Format

Send to

Choose Destination
Stat Methods Med Res. 2009 Apr;18(2):195-222. doi: 10.1177/0962280208092301. Epub 2008 Jun 18.

Multi-state models for the analysis of time-to-event data.

Author information

1
Department of Mathematics for Science and Technology, University of Minho, Portugal. lmachado@mct.uminho.pt

Abstract

The experience of a patient in a survival study may be modelled as a process with two states and one possible transition from an "alive" state to a "dead" state. In some studies, however, the "alive" state may be partitioned into two or more intermediate (transient) states, each of which corresponding to a particular stage of the illness. In such studies, multi-state models can be used to model the movement of patients among the various states. In these models issues, of interest include the estimation of progression rates, assessing the effects of individual risk factors, survival rates or prognostic forecasting. In this article, we review modelling approaches for multi-state models, and we focus on the estimation of quantities such as the transition probabilities and survival probabilities. Differences between these approaches are discussed, focussing on possible advantages and disadvantages for each method. We also review the existing software currently available to fit the various models and present new software developed in the form of an R library to analyse such models. Different approaches and software are illustrated using data from the Stanford heart transplant study and data from a study on breast cancer conducted in Galicia, Spain.

PMID:
18562394
PMCID:
PMC2692556
DOI:
10.1177/0962280208092301
[Indexed for MEDLINE]
Free PMC Article

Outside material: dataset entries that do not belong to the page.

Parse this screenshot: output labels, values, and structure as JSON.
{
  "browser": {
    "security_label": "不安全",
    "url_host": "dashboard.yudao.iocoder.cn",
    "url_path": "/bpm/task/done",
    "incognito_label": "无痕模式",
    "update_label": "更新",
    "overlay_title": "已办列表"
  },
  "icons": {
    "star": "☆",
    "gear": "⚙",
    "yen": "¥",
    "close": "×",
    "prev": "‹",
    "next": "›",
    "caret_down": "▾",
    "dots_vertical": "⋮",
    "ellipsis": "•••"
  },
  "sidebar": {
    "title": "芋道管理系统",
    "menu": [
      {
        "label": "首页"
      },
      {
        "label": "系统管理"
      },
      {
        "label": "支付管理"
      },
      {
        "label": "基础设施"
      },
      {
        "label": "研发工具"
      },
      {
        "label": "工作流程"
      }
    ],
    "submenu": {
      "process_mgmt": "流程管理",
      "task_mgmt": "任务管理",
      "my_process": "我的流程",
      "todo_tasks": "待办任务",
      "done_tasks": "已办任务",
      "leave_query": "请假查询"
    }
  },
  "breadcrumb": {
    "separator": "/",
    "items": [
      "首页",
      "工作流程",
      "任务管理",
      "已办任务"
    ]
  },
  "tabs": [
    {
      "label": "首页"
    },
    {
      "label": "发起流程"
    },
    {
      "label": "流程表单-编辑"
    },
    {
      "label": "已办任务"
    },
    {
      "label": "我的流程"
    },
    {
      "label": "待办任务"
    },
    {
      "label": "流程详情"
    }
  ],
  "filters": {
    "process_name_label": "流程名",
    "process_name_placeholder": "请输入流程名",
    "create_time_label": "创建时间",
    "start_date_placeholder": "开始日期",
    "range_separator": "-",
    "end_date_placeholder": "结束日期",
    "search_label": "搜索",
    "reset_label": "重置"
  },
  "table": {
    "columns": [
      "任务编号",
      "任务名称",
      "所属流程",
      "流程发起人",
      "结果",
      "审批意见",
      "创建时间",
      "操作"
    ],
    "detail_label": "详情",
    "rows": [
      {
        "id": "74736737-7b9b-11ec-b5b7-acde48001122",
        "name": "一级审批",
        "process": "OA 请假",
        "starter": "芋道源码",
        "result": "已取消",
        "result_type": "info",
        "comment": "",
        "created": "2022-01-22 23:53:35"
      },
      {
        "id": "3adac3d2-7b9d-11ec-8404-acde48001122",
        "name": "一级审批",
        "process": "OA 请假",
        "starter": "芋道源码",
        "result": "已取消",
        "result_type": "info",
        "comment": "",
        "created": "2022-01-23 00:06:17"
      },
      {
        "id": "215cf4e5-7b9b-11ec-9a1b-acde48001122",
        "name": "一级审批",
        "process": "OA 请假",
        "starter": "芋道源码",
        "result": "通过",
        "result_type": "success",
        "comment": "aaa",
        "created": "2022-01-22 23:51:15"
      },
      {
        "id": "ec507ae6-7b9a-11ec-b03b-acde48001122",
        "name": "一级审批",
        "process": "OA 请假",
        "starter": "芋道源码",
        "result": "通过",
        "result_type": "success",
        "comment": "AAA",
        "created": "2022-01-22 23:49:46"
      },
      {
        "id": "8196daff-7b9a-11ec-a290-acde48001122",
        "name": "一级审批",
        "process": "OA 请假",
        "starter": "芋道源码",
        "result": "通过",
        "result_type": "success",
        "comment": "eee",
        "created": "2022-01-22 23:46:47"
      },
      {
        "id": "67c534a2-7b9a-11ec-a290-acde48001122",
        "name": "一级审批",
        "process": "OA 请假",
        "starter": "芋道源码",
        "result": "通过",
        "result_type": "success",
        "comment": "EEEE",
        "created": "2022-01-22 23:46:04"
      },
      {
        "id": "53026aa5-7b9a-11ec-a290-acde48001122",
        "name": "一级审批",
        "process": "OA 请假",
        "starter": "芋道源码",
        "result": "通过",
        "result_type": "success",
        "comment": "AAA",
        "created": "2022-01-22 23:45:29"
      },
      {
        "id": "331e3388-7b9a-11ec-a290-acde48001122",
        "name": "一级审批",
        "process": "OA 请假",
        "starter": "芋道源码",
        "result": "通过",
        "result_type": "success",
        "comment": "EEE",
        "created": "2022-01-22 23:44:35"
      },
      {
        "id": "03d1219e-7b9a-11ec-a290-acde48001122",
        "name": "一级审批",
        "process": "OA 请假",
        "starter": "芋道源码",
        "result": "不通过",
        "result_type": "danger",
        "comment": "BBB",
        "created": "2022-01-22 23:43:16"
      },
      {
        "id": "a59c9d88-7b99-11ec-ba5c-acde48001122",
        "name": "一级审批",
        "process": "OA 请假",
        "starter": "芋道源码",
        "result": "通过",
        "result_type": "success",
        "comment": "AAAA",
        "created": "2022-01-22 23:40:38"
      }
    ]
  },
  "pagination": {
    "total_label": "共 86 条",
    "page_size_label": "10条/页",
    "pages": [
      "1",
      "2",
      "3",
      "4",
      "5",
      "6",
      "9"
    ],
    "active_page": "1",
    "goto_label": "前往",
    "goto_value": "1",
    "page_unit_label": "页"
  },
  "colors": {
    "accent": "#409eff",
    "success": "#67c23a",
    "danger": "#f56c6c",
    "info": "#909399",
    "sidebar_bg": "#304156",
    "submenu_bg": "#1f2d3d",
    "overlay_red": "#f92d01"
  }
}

Supplemental Content

Full text links

Icon for Atypon Icon for PubMed Central
Loading ...
Support Center